Durham Student Diagnosed With TB; Health Officials To Test Southern H.S. Students, Teachers
Posted August 22, 2000
DURHAM — A Southern High School student was diagnosed with tuberculosis during a school sports physical. Health officials say it is unlikely that the disease spread, but they plan to test up to 300 of the student's teachers and classmates Thursday.
Tuberculosis is spread by coughing, but it generally takes hours of exposure in a small space. Symptoms include coughing up green or yellow phlegm, a low-grade fever and night sweats.
A skin test can tell health experts if you have been exposed to tuberculosis. If your skin turns red or bumpy after a few days, doctors know your body is trying to fight the disease.
"We'd take a chest x-ray, ask some medical questions, and then do preventive therapy," says Dr. Janice Stratton of theDurham Health Department.
The therapy involves taking antibiotics for nine months or longer. Letters from the school principal and the health department went home Wednesday with hundreds of students who might have been exposed.
"The infection depends on how many germs got out of his or her mouth, and how close they were to each other," Stratton says.
Most of the students who will be tested had a class with the infected student, either this school year or last spring. Health experts say most of them probably are not at risk.
"There really isn't a great risk of expectations in a casual circumstance such as passing someone in a hallway or being in the same large room with them," says health director Brian LeTourneau.
Health officials will give the tuberculosis tests between Thursday and Tuesday. They plan to have all the results by the end of next week.

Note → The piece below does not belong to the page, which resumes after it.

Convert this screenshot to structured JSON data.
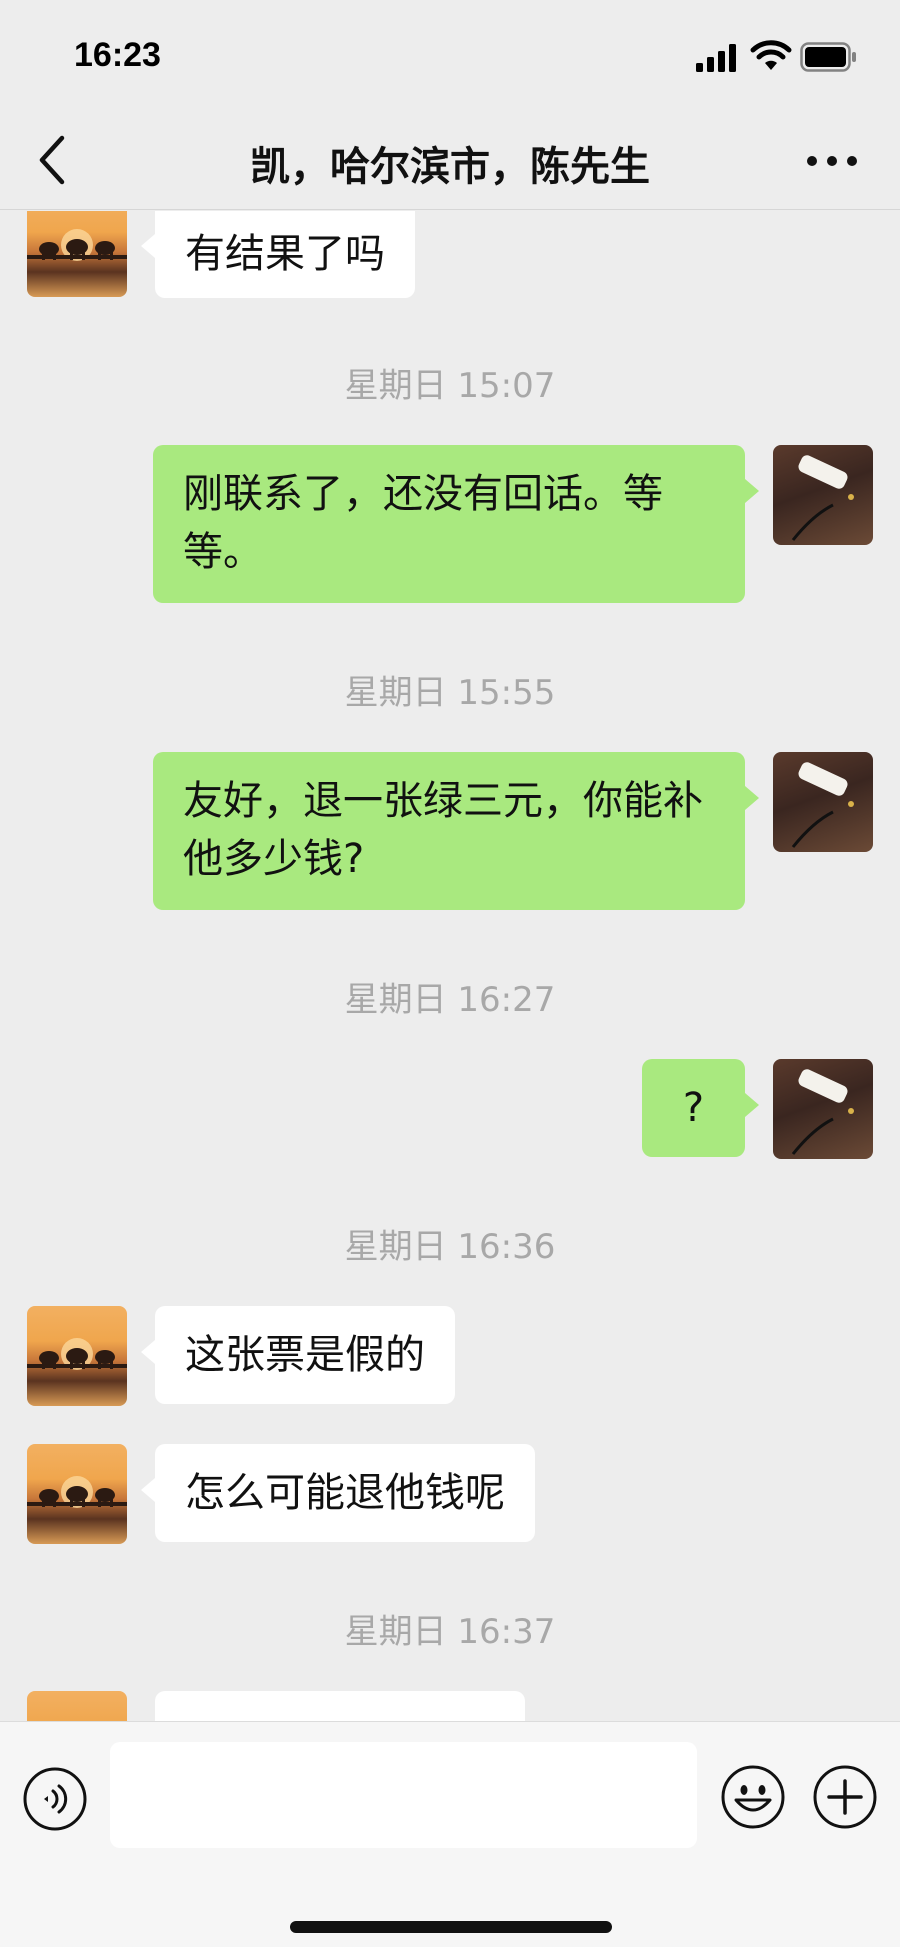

Earlier this year, at least 20 people at a downtown Raleigh homeless sheltercontracted the disease.